_ASSIGNED TASK_
Search the data for "Manifesto" and copy every matching line.

_TASK INPUTS_
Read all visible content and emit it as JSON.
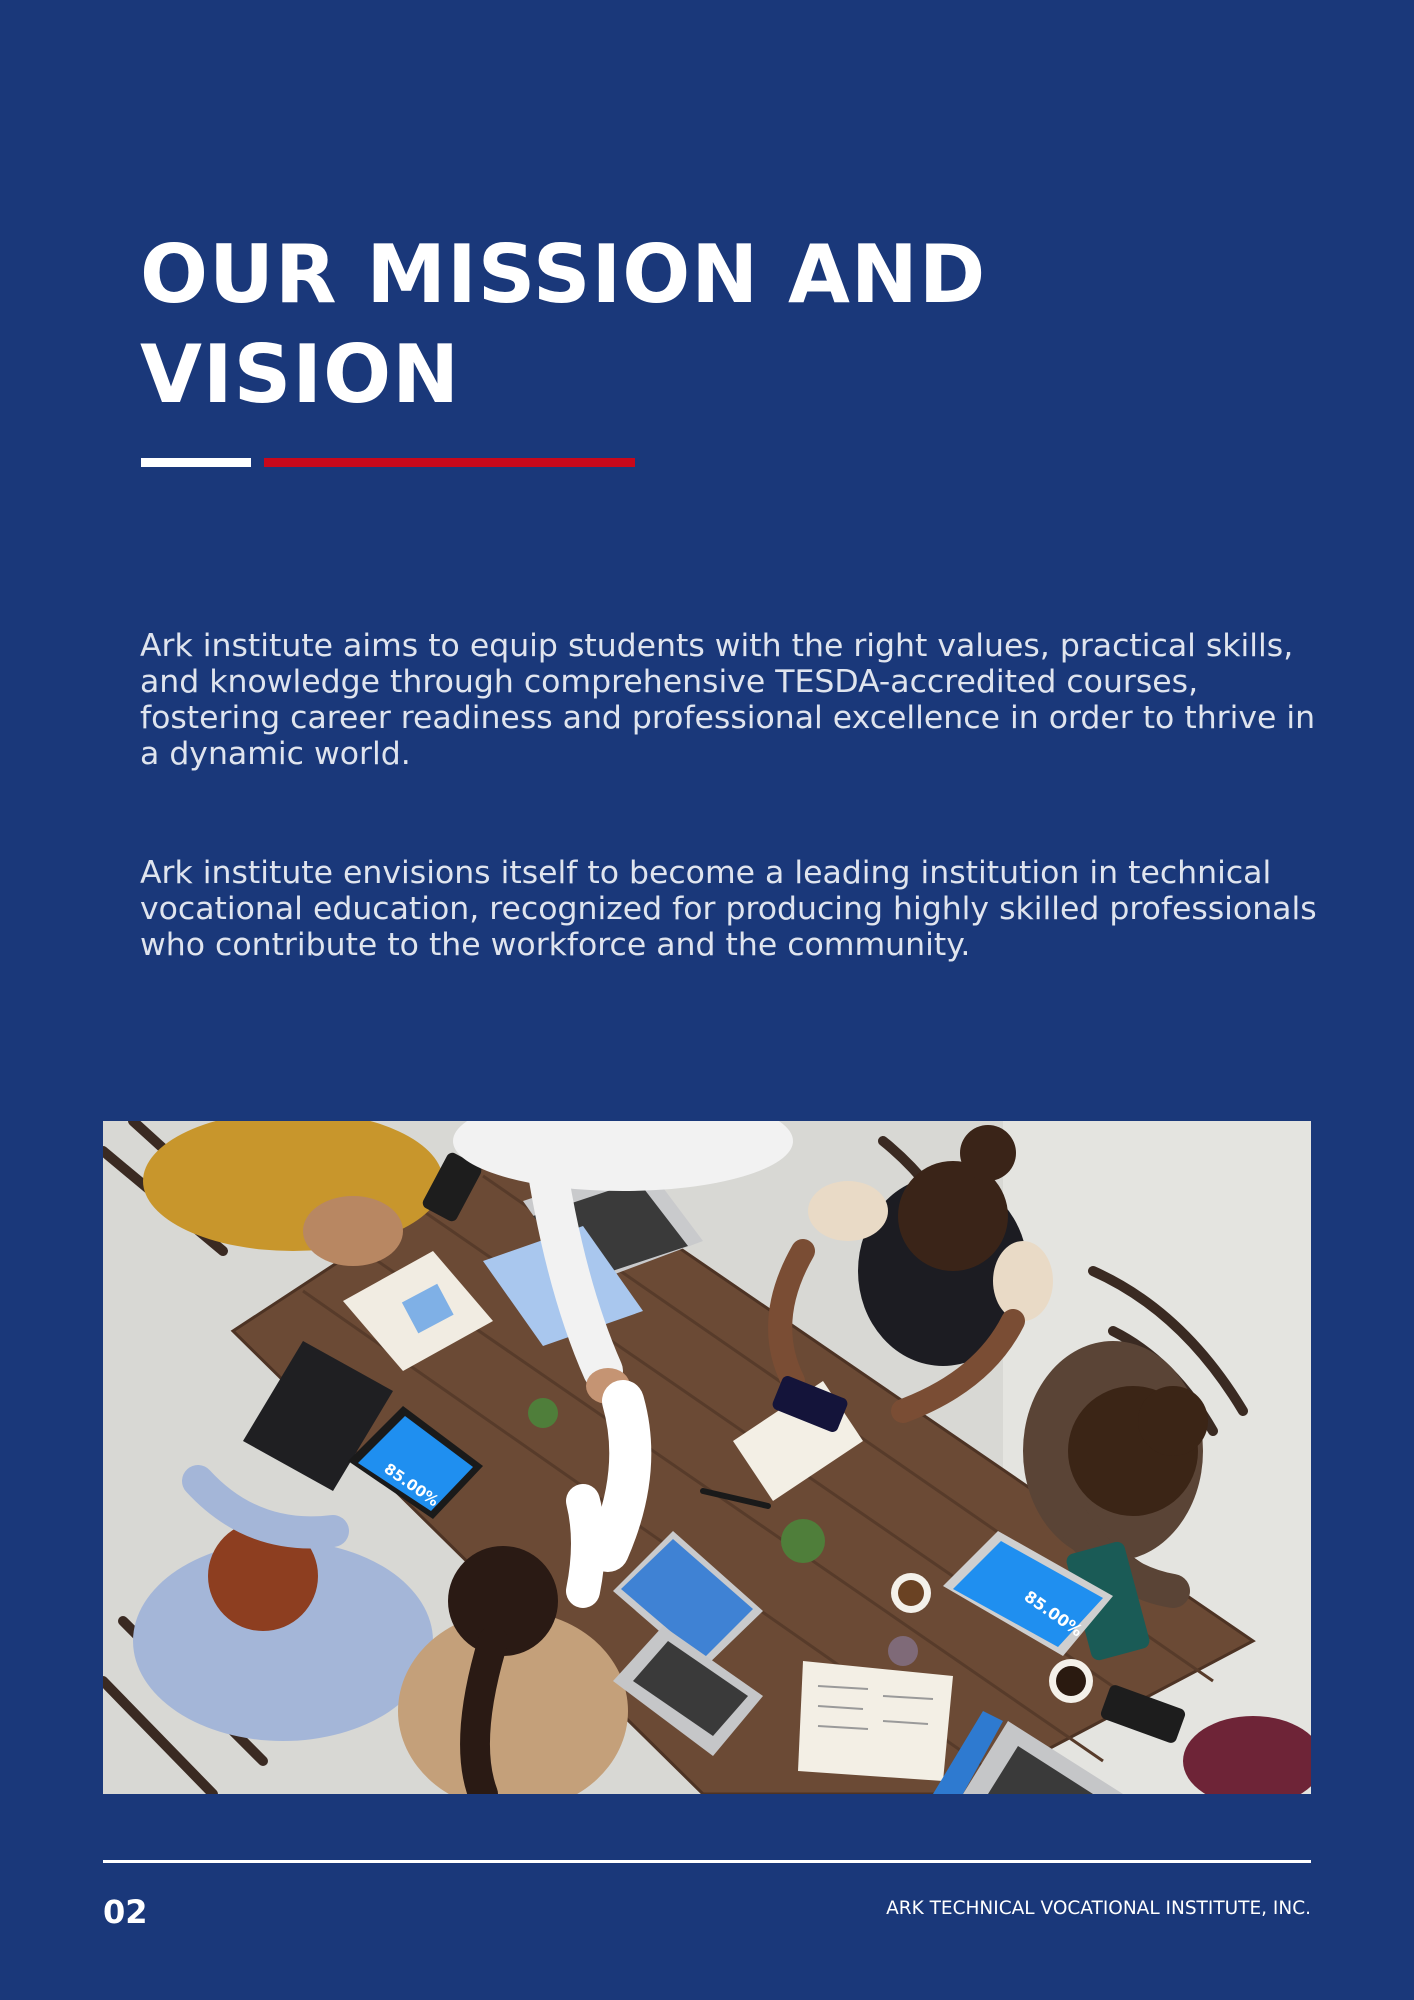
{
  "page": {
    "title_line1": "OUR MISSION AND",
    "title_line2": "VISION",
    "mission_text": "Ark institute aims to equip students with the right values, practical skills, and knowledge through comprehensive TESDA-accredited courses, fostering career readiness and professional excellence in order to thrive in a dynamic world.",
    "vision_text": "Ark institute envisions itself to become a leading institution in technical vocational education, recognized for producing highly skilled professionals who contribute to the workforce and the community."
  },
  "photo": {
    "tablet_left_stat": "85.00%",
    "tablet_right_stat": "85.00%"
  },
  "footer": {
    "page_number": "02",
    "organization": "ARK TECHNICAL VOCATIONAL INSTITUTE, INC."
  },
  "colors": {
    "background": "#1a387a",
    "accent_red": "#c8081b",
    "text_white": "#ffffff"
  }
}
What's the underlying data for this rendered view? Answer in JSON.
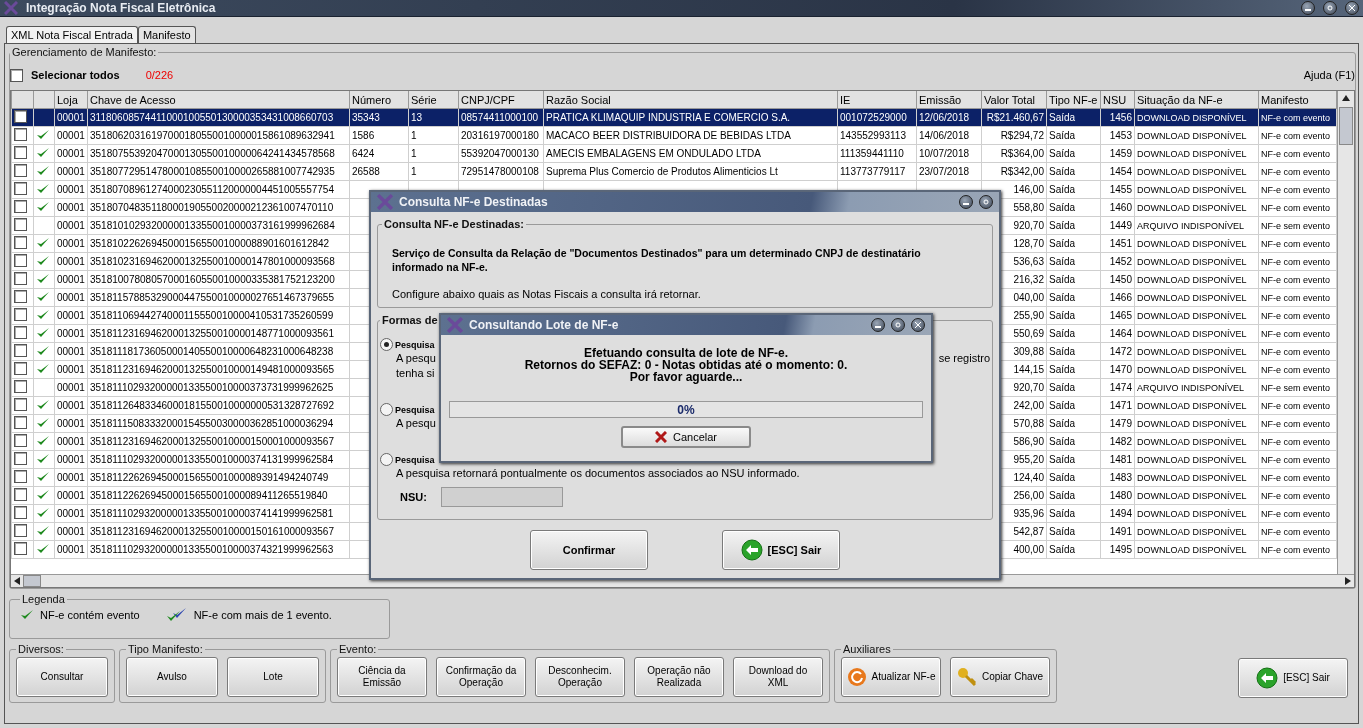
{
  "window": {
    "title": "Integração Nota Fiscal Eletrônica"
  },
  "tabs": [
    {
      "label": "XML Nota Fiscal Entrada",
      "selected": false
    },
    {
      "label": "Manifesto",
      "selected": true
    }
  ],
  "manifest_panel": {
    "title": "Gerenciamento de Manifesto:",
    "select_all": {
      "label": "Selecionar todos",
      "checked": false
    },
    "count": "0/226",
    "help": "Ajuda (F1)"
  },
  "table": {
    "columns": [
      "Loja",
      "Chave de Acesso",
      "Número",
      "Série",
      "CNPJ/CPF",
      "Razão Social",
      "IE",
      "Emissão",
      "Valor Total",
      "Tipo NF-e",
      "NSU",
      "Situação da NF-e",
      "Manifesto"
    ],
    "rows": [
      {
        "selected": true,
        "checked": false,
        "has_event": false,
        "cells": [
          "00001",
          "31180608574411000100550130000353431008660703",
          "35343",
          "13",
          "08574411000100",
          "PRATICA KLIMAQUIP INDUSTRIA E COMERCIO S.A.",
          "001072529000",
          "12/06/2018",
          "R$21.460,67",
          "Saída",
          "1456",
          "DOWNLOAD DISPONÍVEL",
          "NF-e com evento"
        ]
      },
      {
        "selected": false,
        "checked": false,
        "has_event": true,
        "cells": [
          "00001",
          "35180620316197000180550010000015861089632941",
          "1586",
          "1",
          "20316197000180",
          "MACACO BEER DISTRIBUIDORA DE BEBIDAS LTDA",
          "143552993113",
          "14/06/2018",
          "R$294,72",
          "Saída",
          "1453",
          "DOWNLOAD DISPONÍVEL",
          "NF-e com evento"
        ]
      },
      {
        "selected": false,
        "checked": false,
        "has_event": true,
        "cells": [
          "00001",
          "35180755392047000130550010000064241434578568",
          "6424",
          "1",
          "55392047000130",
          "AMECIS EMBALAGENS EM ONDULADO LTDA",
          "111359441110",
          "10/07/2018",
          "R$364,00",
          "Saída",
          "1459",
          "DOWNLOAD DISPONÍVEL",
          "NF-e com evento"
        ]
      },
      {
        "selected": false,
        "checked": false,
        "has_event": true,
        "cells": [
          "00001",
          "35180772951478000108550010000265881007742935",
          "26588",
          "1",
          "72951478000108",
          "Suprema Plus Comercio de Produtos Alimenticios Lt",
          "113773779117",
          "23/07/2018",
          "R$342,00",
          "Saída",
          "1454",
          "DOWNLOAD DISPONÍVEL",
          "NF-e com evento"
        ]
      },
      {
        "selected": false,
        "checked": false,
        "has_event": true,
        "cells": [
          "00001",
          "35180708961274000230551120000004451005557754",
          null,
          null,
          null,
          null,
          null,
          null,
          "146,00",
          "Saída",
          "1455",
          "DOWNLOAD DISPONÍVEL",
          "NF-e com evento"
        ]
      },
      {
        "selected": false,
        "checked": false,
        "has_event": true,
        "cells": [
          "00001",
          "35180704835118000190550020000212361007470110",
          null,
          null,
          null,
          null,
          null,
          null,
          "558,80",
          "Saída",
          "1460",
          "DOWNLOAD DISPONÍVEL",
          "NF-e com evento"
        ]
      },
      {
        "selected": false,
        "checked": false,
        "has_event": false,
        "cells": [
          "00001",
          "35181010293200000133550010000373161999962684",
          null,
          null,
          null,
          null,
          null,
          null,
          "920,70",
          "Saída",
          "1449",
          "ARQUIVO INDISPONÍVEL",
          "NF-e sem evento"
        ]
      },
      {
        "selected": false,
        "checked": false,
        "has_event": true,
        "cells": [
          "00001",
          "3518102262694500015655001000088901601612842",
          null,
          null,
          null,
          null,
          null,
          null,
          "128,70",
          "Saída",
          "1451",
          "DOWNLOAD DISPONÍVEL",
          "NF-e com evento"
        ]
      },
      {
        "selected": false,
        "checked": false,
        "has_event": true,
        "cells": [
          "00001",
          "35181023169462000132550010000147801000093568",
          null,
          null,
          null,
          null,
          null,
          null,
          "536,63",
          "Saída",
          "1452",
          "DOWNLOAD DISPONÍVEL",
          "NF-e com evento"
        ]
      },
      {
        "selected": false,
        "checked": false,
        "has_event": true,
        "cells": [
          "00001",
          "35181007808057000160550010000335381752123200",
          null,
          null,
          null,
          null,
          null,
          null,
          "216,32",
          "Saída",
          "1450",
          "DOWNLOAD DISPONÍVEL",
          "NF-e com evento"
        ]
      },
      {
        "selected": false,
        "checked": false,
        "has_event": true,
        "cells": [
          "00001",
          "35181157885329000447550010000027651467379655",
          null,
          null,
          null,
          null,
          null,
          null,
          "040,00",
          "Saída",
          "1466",
          "DOWNLOAD DISPONÍVEL",
          "NF-e com evento"
        ]
      },
      {
        "selected": false,
        "checked": false,
        "has_event": true,
        "cells": [
          "00001",
          "35181106944274000115550010000410531735260599",
          null,
          null,
          null,
          null,
          null,
          null,
          "255,90",
          "Saída",
          "1465",
          "DOWNLOAD DISPONÍVEL",
          "NF-e com evento"
        ]
      },
      {
        "selected": false,
        "checked": false,
        "has_event": true,
        "cells": [
          "00001",
          "35181123169462000132550010000148771000093561",
          null,
          null,
          null,
          null,
          null,
          null,
          "550,69",
          "Saída",
          "1464",
          "DOWNLOAD DISPONÍVEL",
          "NF-e com evento"
        ]
      },
      {
        "selected": false,
        "checked": false,
        "has_event": true,
        "cells": [
          "00001",
          "35181118173605000140550010000648231000648238",
          null,
          null,
          null,
          null,
          null,
          null,
          "309,88",
          "Saída",
          "1472",
          "DOWNLOAD DISPONÍVEL",
          "NF-e com evento"
        ]
      },
      {
        "selected": false,
        "checked": false,
        "has_event": true,
        "cells": [
          "00001",
          "35181123169462000132550010000149481000093565",
          null,
          null,
          null,
          null,
          null,
          null,
          "144,15",
          "Saída",
          "1470",
          "DOWNLOAD DISPONÍVEL",
          "NF-e com evento"
        ]
      },
      {
        "selected": false,
        "checked": false,
        "has_event": false,
        "cells": [
          "00001",
          "35181110293200000133550010000373731999962625",
          null,
          null,
          null,
          null,
          null,
          null,
          "920,70",
          "Saída",
          "1474",
          "ARQUIVO INDISPONÍVEL",
          "NF-e sem evento"
        ]
      },
      {
        "selected": false,
        "checked": false,
        "has_event": true,
        "cells": [
          "00001",
          "35181126483346000181550010000000531328727692",
          null,
          null,
          null,
          null,
          null,
          null,
          "242,00",
          "Saída",
          "1471",
          "DOWNLOAD DISPONÍVEL",
          "NF-e com evento"
        ]
      },
      {
        "selected": false,
        "checked": false,
        "has_event": true,
        "cells": [
          "00001",
          "35181115083332000154550030000362851000036294",
          null,
          null,
          null,
          null,
          null,
          null,
          "570,88",
          "Saída",
          "1479",
          "DOWNLOAD DISPONÍVEL",
          "NF-e com evento"
        ]
      },
      {
        "selected": false,
        "checked": false,
        "has_event": true,
        "cells": [
          "00001",
          "35181123169462000132550010000150001000093567",
          null,
          null,
          null,
          null,
          null,
          null,
          "586,90",
          "Saída",
          "1482",
          "DOWNLOAD DISPONÍVEL",
          "NF-e com evento"
        ]
      },
      {
        "selected": false,
        "checked": false,
        "has_event": true,
        "cells": [
          "00001",
          "35181110293200000133550010000374131999962584",
          null,
          null,
          null,
          null,
          null,
          null,
          "955,20",
          "Saída",
          "1481",
          "DOWNLOAD DISPONÍVEL",
          "NF-e com evento"
        ]
      },
      {
        "selected": false,
        "checked": false,
        "has_event": true,
        "cells": [
          "00001",
          "3518112262694500015655001000089391494240749",
          null,
          null,
          null,
          null,
          null,
          null,
          "124,40",
          "Saída",
          "1483",
          "DOWNLOAD DISPONÍVEL",
          "NF-e com evento"
        ]
      },
      {
        "selected": false,
        "checked": false,
        "has_event": true,
        "cells": [
          "00001",
          "3518112262694500015655001000089411265519840",
          null,
          null,
          null,
          null,
          null,
          null,
          "256,00",
          "Saída",
          "1480",
          "DOWNLOAD DISPONÍVEL",
          "NF-e com evento"
        ]
      },
      {
        "selected": false,
        "checked": false,
        "has_event": true,
        "cells": [
          "00001",
          "35181110293200000133550010000374141999962581",
          null,
          null,
          null,
          null,
          null,
          null,
          "935,96",
          "Saída",
          "1494",
          "DOWNLOAD DISPONÍVEL",
          "NF-e com evento"
        ]
      },
      {
        "selected": false,
        "checked": false,
        "has_event": true,
        "cells": [
          "00001",
          "35181123169462000132550010000150161000093567",
          null,
          null,
          null,
          null,
          null,
          null,
          "542,87",
          "Saída",
          "1491",
          "DOWNLOAD DISPONÍVEL",
          "NF-e com evento"
        ]
      },
      {
        "selected": false,
        "checked": false,
        "has_event": true,
        "cells": [
          "00001",
          "35181110293200000133550010000374321999962563",
          null,
          null,
          null,
          null,
          null,
          null,
          "400,00",
          "Saída",
          "1495",
          "DOWNLOAD DISPONÍVEL",
          "NF-e com evento"
        ]
      }
    ]
  },
  "legend": {
    "title": "Legenda",
    "items": [
      {
        "kind": "single",
        "label": "NF-e contém evento"
      },
      {
        "kind": "multiple",
        "label": "NF-e com mais de 1 evento."
      }
    ]
  },
  "button_groups": [
    {
      "title": "Diversos:",
      "buttons": [
        {
          "label": "Consultar",
          "kind": "plain"
        }
      ]
    },
    {
      "title": "Tipo Manifesto:",
      "buttons": [
        {
          "label": "Avulso",
          "kind": "plain"
        },
        {
          "label": "Lote",
          "kind": "plain"
        }
      ]
    },
    {
      "title": "Evento:",
      "buttons": [
        {
          "label": "Ciência da Emissão",
          "kind": "plain"
        },
        {
          "label": "Confirmação da Operação",
          "kind": "plain"
        },
        {
          "label": "Desconhecim. Operação",
          "kind": "plain"
        },
        {
          "label": "Operação não Realizada",
          "kind": "plain"
        },
        {
          "label": "Download do XML",
          "kind": "plain"
        }
      ]
    },
    {
      "title": "Auxiliares",
      "buttons": [
        {
          "label": "Atualizar NF-e",
          "kind": "refresh"
        },
        {
          "label": "Copiar Chave",
          "kind": "key"
        }
      ]
    }
  ],
  "exit_button": {
    "label": "[ESC] Sair",
    "kind": "back"
  },
  "query_dialog": {
    "title": "Consulta NF-e Destinadas",
    "group_title": "Consulta NF-e Destinadas:",
    "description": "Serviço de Consulta da Relação de \"Documentos Destinados\" para um determinado CNPJ de destinatário informado na NF-e.",
    "note": "Configure abaixo quais as Notas Fiscais a consulta irá retornar.",
    "options_title": "Formas de",
    "options": [
      {
        "label": "Pesquisa",
        "selected": true,
        "lines": [
          "A pesqu",
          "tenha si"
        ],
        "trailing": "se registro"
      },
      {
        "label": "Pesquisa",
        "selected": false,
        "lines": [
          "A pesqu"
        ]
      },
      {
        "label": "Pesquisa",
        "selected": false,
        "lines": [
          "A pesquisa retornará pontualmente os documentos associados ao NSU informado."
        ]
      }
    ],
    "nsu": {
      "label": "NSU:",
      "disabled": true
    },
    "buttons": [
      {
        "label": "Confirmar",
        "kind": "plain"
      },
      {
        "label": "[ESC] Sair",
        "kind": "back"
      }
    ]
  },
  "progress_dialog": {
    "title": "Consultando Lote de NF-e",
    "messages": [
      "Efetuando consulta de lote de NF-e.",
      "Retornos do SEFAZ: 0 - Notas obtidas até o momento: 0.",
      "Por favor aguarde..."
    ],
    "progress": {
      "level": 0,
      "reading": "0%"
    },
    "cancel": "Cancelar"
  }
}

_TASK ANSWER_
      "label": "Manifesto",
    "title": "Gerenciamento de Manifesto:",
      "Manifesto"
      "title": "Tipo Manifesto:",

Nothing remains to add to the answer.